*** ENTRIES SHOWN ***
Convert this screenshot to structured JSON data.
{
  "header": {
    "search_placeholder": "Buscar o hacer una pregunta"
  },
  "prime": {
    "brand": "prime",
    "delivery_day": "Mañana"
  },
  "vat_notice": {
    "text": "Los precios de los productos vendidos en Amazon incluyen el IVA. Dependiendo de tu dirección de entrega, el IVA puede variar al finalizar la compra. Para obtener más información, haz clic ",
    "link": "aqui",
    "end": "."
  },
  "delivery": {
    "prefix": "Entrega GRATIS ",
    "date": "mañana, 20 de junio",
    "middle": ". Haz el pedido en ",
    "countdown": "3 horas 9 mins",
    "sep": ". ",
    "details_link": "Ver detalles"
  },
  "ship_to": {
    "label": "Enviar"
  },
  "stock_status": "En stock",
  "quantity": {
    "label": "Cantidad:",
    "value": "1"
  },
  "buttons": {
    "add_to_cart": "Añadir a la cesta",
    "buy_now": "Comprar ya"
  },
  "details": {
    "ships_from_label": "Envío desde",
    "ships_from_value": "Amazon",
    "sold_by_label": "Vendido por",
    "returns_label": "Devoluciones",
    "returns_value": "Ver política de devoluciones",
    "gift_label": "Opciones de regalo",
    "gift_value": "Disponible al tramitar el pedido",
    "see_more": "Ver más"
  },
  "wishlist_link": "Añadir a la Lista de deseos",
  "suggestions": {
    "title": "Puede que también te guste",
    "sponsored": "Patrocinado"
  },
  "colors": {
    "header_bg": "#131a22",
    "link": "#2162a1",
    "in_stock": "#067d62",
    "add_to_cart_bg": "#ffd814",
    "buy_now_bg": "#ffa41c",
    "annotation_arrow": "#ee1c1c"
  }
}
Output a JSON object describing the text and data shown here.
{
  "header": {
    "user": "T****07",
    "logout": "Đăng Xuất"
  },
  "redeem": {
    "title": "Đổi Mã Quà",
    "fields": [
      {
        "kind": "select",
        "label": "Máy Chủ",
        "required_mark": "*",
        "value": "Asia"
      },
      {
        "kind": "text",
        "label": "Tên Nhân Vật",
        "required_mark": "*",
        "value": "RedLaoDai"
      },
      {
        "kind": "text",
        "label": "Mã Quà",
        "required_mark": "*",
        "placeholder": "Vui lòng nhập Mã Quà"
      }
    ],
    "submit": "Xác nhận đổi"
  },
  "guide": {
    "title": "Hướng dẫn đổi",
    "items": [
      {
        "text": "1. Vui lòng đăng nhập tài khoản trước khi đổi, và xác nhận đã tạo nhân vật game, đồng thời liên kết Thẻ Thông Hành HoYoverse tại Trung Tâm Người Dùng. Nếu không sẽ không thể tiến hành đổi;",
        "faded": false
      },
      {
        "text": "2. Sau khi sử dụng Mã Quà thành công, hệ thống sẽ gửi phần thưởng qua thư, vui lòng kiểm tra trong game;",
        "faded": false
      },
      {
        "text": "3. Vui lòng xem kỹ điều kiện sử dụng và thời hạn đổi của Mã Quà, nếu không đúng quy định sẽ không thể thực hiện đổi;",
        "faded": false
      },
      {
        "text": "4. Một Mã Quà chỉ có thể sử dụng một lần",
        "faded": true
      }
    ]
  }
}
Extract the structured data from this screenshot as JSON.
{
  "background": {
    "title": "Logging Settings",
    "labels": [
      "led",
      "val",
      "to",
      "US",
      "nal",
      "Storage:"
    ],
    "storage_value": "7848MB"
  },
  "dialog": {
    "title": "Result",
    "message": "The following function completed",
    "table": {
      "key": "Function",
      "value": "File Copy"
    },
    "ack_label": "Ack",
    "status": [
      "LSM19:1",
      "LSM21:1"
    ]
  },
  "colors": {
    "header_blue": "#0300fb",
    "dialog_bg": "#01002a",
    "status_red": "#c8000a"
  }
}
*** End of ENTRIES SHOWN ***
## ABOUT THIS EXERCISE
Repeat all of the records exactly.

## EXERCISE SOLUTION
Convert this screenshot to structured JSON data.
{
  "header": {
    "search_placeholder": "Buscar o hacer una pregunta"
  },
  "prime": {
    "brand": "prime",
    "delivery_day": "Mañana"
  },
  "vat_notice": {
    "text": "Los precios de los productos vendidos en Amazon incluyen el IVA. Dependiendo de tu dirección de entrega, el IVA puede variar al finalizar la compra. Para obtener más información, haz clic ",
    "link": "aqui",
    "end": "."
  },
  "delivery": {
    "prefix": "Entrega GRATIS ",
    "date": "mañana, 20 de junio",
    "middle": ". Haz el pedido en ",
    "countdown": "3 horas 9 mins",
    "sep": ". ",
    "details_link": "Ver detalles"
  },
  "ship_to": {
    "label": "Enviar"
  },
  "stock_status": "En stock",
  "quantity": {
    "label": "Cantidad:",
    "value": "1"
  },
  "buttons": {
    "add_to_cart": "Añadir a la cesta",
    "buy_now": "Comprar ya"
  },
  "details": {
    "ships_from_label": "Envío desde",
    "ships_from_value": "Amazon",
    "sold_by_label": "Vendido por",
    "returns_label": "Devoluciones",
    "returns_value": "Ver política de devoluciones",
    "gift_label": "Opciones de regalo",
    "gift_value": "Disponible al tramitar el pedido",
    "see_more": "Ver más"
  },
  "wishlist_link": "Añadir a la Lista de deseos",
  "suggestions": {
    "title": "Puede que también te guste",
    "sponsored": "Patrocinado"
  },
  "colors": {
    "header_bg": "#131a22",
    "link": "#2162a1",
    "in_stock": "#067d62",
    "add_to_cart_bg": "#ffd814",
    "buy_now_bg": "#ffa41c",
    "annotation_arrow": "#ee1c1c"
  }
}
Output a JSON object describing the text and data shown here.
{
  "header": {
    "user": "T****07",
    "logout": "Đăng Xuất"
  },
  "redeem": {
    "title": "Đổi Mã Quà",
    "fields": [
      {
        "kind": "select",
        "label": "Máy Chủ",
        "required_mark": "*",
        "value": "Asia"
      },
      {
        "kind": "text",
        "label": "Tên Nhân Vật",
        "required_mark": "*",
        "value": "RedLaoDai"
      },
      {
        "kind": "text",
        "label": "Mã Quà",
        "required_mark": "*",
        "placeholder": "Vui lòng nhập Mã Quà"
      }
    ],
    "submit": "Xác nhận đổi"
  },
  "guide": {
    "title": "Hướng dẫn đổi",
    "items": [
      {
        "text": "1. Vui lòng đăng nhập tài khoản trước khi đổi, và xác nhận đã tạo nhân vật game, đồng thời liên kết Thẻ Thông Hành HoYoverse tại Trung Tâm Người Dùng. Nếu không sẽ không thể tiến hành đổi;",
        "faded": false
      },
      {
        "text": "2. Sau khi sử dụng Mã Quà thành công, hệ thống sẽ gửi phần thưởng qua thư, vui lòng kiểm tra trong game;",
        "faded": false
      },
      {
        "text": "3. Vui lòng xem kỹ điều kiện sử dụng và thời hạn đổi của Mã Quà, nếu không đúng quy định sẽ không thể thực hiện đổi;",
        "faded": false
      },
      {
        "text": "4. Một Mã Quà chỉ có thể sử dụng một lần",
        "faded": true
      }
    ]
  }
}
Extract the structured data from this screenshot as JSON.
{
  "background": {
    "title": "Logging Settings",
    "labels": [
      "led",
      "val",
      "to",
      "US",
      "nal",
      "Storage:"
    ],
    "storage_value": "7848MB"
  },
  "dialog": {
    "title": "Result",
    "message": "The following function completed",
    "table": {
      "key": "Function",
      "value": "File Copy"
    },
    "ack_label": "Ack",
    "status": [
      "LSM19:1",
      "LSM21:1"
    ]
  },
  "colors": {
    "header_blue": "#0300fb",
    "dialog_bg": "#01002a",
    "status_red": "#c8000a"
  }
}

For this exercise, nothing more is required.